Most of my students have a tight Pectoralis major, which as you say comes from either underuse slumping forward, or overuse in the gym. With many of them being middle-aged I find starting with epaulet arm circles and shoulder flossing gives an easy warmup. The Pranic bath shoulder minivini gives me a good alternative for students who can’t handle Open Sesame.
Thanks so much for the insights into the consequences of poor posture and tight pecs. I often see strong guys in yoga struggling with inversions because they don’t have full range of motion. They often look baffled because they assume their strength will allow them to muscle their way up.
In all my previous yoga training we were taught the proper alignment in our poses and then modifications. The Yoga Tune Up training course was the first time I was taught how to help students correct their muscular inbalances, limitations, or injuries.

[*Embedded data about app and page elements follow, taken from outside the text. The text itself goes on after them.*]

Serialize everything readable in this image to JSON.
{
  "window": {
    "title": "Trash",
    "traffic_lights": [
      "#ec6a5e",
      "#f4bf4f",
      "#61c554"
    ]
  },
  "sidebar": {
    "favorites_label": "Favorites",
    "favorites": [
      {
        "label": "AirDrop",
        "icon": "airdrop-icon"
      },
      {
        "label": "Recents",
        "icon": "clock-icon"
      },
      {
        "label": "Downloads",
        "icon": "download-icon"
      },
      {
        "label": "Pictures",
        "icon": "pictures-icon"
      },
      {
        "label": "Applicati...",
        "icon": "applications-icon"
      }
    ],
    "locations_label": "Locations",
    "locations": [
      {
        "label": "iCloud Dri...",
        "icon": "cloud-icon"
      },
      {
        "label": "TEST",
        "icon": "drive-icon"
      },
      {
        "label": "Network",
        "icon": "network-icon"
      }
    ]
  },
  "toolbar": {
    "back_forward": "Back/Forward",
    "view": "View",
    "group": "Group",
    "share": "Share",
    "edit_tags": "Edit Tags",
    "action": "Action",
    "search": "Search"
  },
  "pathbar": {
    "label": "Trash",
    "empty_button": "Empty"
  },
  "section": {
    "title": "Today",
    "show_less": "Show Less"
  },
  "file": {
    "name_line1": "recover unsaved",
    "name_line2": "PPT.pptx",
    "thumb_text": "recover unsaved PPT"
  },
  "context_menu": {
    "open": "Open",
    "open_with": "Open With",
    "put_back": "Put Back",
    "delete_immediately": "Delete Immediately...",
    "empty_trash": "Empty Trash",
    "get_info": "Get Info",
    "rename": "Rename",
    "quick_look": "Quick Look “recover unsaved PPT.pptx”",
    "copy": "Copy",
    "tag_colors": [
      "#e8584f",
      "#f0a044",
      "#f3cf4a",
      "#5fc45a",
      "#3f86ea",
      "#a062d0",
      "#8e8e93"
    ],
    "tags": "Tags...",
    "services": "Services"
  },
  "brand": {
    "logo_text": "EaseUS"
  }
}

This is a really eye opening article. As someone who commutes two hours a day and sits in front of a computer for eight hours a day, I am definitely at risk of a tight pectorals muscle and the resulting pain in the shoulders and arms. It makes me realize why downward facing dog is still sometimes challenging for me (even after years of practice) and why I am having problems flexing enough in my arms to hold handstand. I will try the suggested YTU poses and see if it helps!
Awesome tips and tricks for the tight Pecs. I am seeing this problem ALL over the place. Whether it be my male clients who have been bench pressing for too long and not stretching enough or the throngs of us in corporate america glued to our desks and computers 8 hours a day. This really gives new meaning to “working stiffs”. I love the idea of sending our students home with some simple assignments to loosen up this area of the body. Hey – we could all use a few more bear hugs, right? Thanks Lindsay!
This is one of the best written articles I have read on Pec Major. It was cleanly written and easy to understand description – not to technical. As stated it is a problem that affects a majority of the population and the three poses offered are great examples that when attempted makes anyone feel better. Thank you.
Thanks for a great article. What a nice dissection of how the tight pectorals can consequently weaken the rhomboids and mid-trapezius, illustrating with the most common and very frequently used yoga posture, the downdog. I am in the process of deepening my understanding of how different agonist and antagonist muscles work to perform yoga postures and how they help us in our day to day life. Yoga tune up training program that I have started to attend from yesterday, is opening the doors in this direction for me too. I love this training and by the end of completing the training and of course the home works, I am confident to get the skill to break apart each pose, in terms of directions of movement and actions of the muscles. I will also hopefully be more skillful to share this with my students.
Loved your article. Since I have been working on stretching the pec major by including the Epaulet arm circles,and open sesame, in my daily practice, my inversions have gotten a lot better, I now do Epaulet arm circles in most of my classes to open up my students upper bodies
I learned so much from this article blog. A well written subject that affects so many of us in our daily lives. I now want to follow your suggested exercises and make them routine. Thank you !
Great article! I work with quite a few men who tend to have really tight pectoralis major. I started to do a variation of open sesame and already see some results.
Okay–I’m going to do these exercises. I’ll get back to you with my results.
I’m looking forward to a great success.
My clients love to go out the door with “homework”– simple exercises that can create profound postural improvements and increased flexibility. Both the Epaulet Arm Circles and the Go To Wall Squat Arms Up With Block are easily done at home or in the office. When done midday at the office adding some conscious and stimulating breathwork could make those midday “slumps” and “slumped shoulders” both disappear. My new favorite is the Open Sesame.